Data about app and page elements:

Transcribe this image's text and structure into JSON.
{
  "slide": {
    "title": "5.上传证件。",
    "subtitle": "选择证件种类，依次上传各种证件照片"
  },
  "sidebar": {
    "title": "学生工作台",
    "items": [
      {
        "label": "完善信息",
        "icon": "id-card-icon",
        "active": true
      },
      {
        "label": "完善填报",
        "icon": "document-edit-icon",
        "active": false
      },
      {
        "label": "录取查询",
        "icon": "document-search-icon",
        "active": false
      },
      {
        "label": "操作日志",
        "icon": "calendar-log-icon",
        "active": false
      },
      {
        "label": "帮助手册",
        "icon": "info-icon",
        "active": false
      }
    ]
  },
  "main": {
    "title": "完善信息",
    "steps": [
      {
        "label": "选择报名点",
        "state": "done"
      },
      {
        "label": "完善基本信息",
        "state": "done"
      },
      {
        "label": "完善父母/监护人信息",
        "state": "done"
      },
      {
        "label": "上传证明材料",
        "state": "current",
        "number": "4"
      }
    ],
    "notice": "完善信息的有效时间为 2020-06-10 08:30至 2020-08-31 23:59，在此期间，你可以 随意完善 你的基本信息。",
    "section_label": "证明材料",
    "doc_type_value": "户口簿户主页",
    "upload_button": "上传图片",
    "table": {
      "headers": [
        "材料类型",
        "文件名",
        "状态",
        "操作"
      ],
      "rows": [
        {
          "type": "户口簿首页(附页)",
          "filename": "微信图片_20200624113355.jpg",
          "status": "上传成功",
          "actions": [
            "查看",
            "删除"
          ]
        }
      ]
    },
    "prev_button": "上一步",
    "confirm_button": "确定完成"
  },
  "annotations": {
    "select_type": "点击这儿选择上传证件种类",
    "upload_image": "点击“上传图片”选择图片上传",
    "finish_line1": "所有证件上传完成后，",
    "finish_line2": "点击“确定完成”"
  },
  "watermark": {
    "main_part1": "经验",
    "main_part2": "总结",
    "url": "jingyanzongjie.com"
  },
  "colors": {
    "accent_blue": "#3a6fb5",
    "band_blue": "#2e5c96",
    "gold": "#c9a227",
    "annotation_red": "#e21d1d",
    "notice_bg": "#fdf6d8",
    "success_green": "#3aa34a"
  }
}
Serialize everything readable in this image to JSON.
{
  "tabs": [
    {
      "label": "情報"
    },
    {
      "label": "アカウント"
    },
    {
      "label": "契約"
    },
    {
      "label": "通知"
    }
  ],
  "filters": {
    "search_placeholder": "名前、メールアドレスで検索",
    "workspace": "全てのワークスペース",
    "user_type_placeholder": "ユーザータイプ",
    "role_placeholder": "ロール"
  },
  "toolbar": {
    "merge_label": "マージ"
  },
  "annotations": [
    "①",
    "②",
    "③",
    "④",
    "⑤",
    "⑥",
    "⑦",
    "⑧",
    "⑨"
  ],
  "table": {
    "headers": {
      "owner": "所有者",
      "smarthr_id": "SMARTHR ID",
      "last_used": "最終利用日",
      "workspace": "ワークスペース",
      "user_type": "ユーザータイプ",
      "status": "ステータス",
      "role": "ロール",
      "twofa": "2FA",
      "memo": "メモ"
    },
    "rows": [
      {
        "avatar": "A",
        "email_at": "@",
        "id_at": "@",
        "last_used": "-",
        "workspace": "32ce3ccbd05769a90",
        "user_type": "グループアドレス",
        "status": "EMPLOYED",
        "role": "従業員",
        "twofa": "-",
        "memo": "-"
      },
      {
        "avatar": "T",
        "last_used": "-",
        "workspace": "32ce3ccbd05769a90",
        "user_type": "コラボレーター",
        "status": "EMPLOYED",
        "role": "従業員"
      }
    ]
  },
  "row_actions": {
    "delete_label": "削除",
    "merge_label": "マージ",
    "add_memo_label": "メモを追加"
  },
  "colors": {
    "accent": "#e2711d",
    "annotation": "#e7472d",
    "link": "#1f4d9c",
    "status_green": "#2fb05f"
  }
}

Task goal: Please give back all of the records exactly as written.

Worked solution:
Transcribe this image's text and structure into JSON.
{
  "slide": {
    "title": "5.上传证件。",
    "subtitle": "选择证件种类，依次上传各种证件照片"
  },
  "sidebar": {
    "title": "学生工作台",
    "items": [
      {
        "label": "完善信息",
        "icon": "id-card-icon",
        "active": true
      },
      {
        "label": "完善填报",
        "icon": "document-edit-icon",
        "active": false
      },
      {
        "label": "录取查询",
        "icon": "document-search-icon",
        "active": false
      },
      {
        "label": "操作日志",
        "icon": "calendar-log-icon",
        "active": false
      },
      {
        "label": "帮助手册",
        "icon": "info-icon",
        "active": false
      }
    ]
  },
  "main": {
    "title": "完善信息",
    "steps": [
      {
        "label": "选择报名点",
        "state": "done"
      },
      {
        "label": "完善基本信息",
        "state": "done"
      },
      {
        "label": "完善父母/监护人信息",
        "state": "done"
      },
      {
        "label": "上传证明材料",
        "state": "current",
        "number": "4"
      }
    ],
    "notice": "完善信息的有效时间为 2020-06-10 08:30至 2020-08-31 23:59，在此期间，你可以 随意完善 你的基本信息。",
    "section_label": "证明材料",
    "doc_type_value": "户口簿户主页",
    "upload_button": "上传图片",
    "table": {
      "headers": [
        "材料类型",
        "文件名",
        "状态",
        "操作"
      ],
      "rows": [
        {
          "type": "户口簿首页(附页)",
          "filename": "微信图片_20200624113355.jpg",
          "status": "上传成功",
          "actions": [
            "查看",
            "删除"
          ]
        }
      ]
    },
    "prev_button": "上一步",
    "confirm_button": "确定完成"
  },
  "annotations": {
    "select_type": "点击这儿选择上传证件种类",
    "upload_image": "点击“上传图片”选择图片上传",
    "finish_line1": "所有证件上传完成后，",
    "finish_line2": "点击“确定完成”"
  },
  "watermark": {
    "main_part1": "经验",
    "main_part2": "总结",
    "url": "jingyanzongjie.com"
  },
  "colors": {
    "accent_blue": "#3a6fb5",
    "band_blue": "#2e5c96",
    "gold": "#c9a227",
    "annotation_red": "#e21d1d",
    "notice_bg": "#fdf6d8",
    "success_green": "#3aa34a"
  }
}
Serialize everything readable in this image to JSON.
{
  "tabs": [
    {
      "label": "情報"
    },
    {
      "label": "アカウント"
    },
    {
      "label": "契約"
    },
    {
      "label": "通知"
    }
  ],
  "filters": {
    "search_placeholder": "名前、メールアドレスで検索",
    "workspace": "全てのワークスペース",
    "user_type_placeholder": "ユーザータイプ",
    "role_placeholder": "ロール"
  },
  "toolbar": {
    "merge_label": "マージ"
  },
  "annotations": [
    "①",
    "②",
    "③",
    "④",
    "⑤",
    "⑥",
    "⑦",
    "⑧",
    "⑨"
  ],
  "table": {
    "headers": {
      "owner": "所有者",
      "smarthr_id": "SMARTHR ID",
      "last_used": "最終利用日",
      "workspace": "ワークスペース",
      "user_type": "ユーザータイプ",
      "status": "ステータス",
      "role": "ロール",
      "twofa": "2FA",
      "memo": "メモ"
    },
    "rows": [
      {
        "avatar": "A",
        "email_at": "@",
        "id_at": "@",
        "last_used": "-",
        "workspace": "32ce3ccbd05769a90",
        "user_type": "グループアドレス",
        "status": "EMPLOYED",
        "role": "従業員",
        "twofa": "-",
        "memo": "-"
      },
      {
        "avatar": "T",
        "last_used": "-",
        "workspace": "32ce3ccbd05769a90",
        "user_type": "コラボレーター",
        "status": "EMPLOYED",
        "role": "従業員"
      }
    ]
  },
  "row_actions": {
    "delete_label": "削除",
    "merge_label": "マージ",
    "add_memo_label": "メモを追加"
  },
  "colors": {
    "accent": "#e2711d",
    "annotation": "#e7472d",
    "link": "#1f4d9c",
    "status_green": "#2fb05f"
  }
}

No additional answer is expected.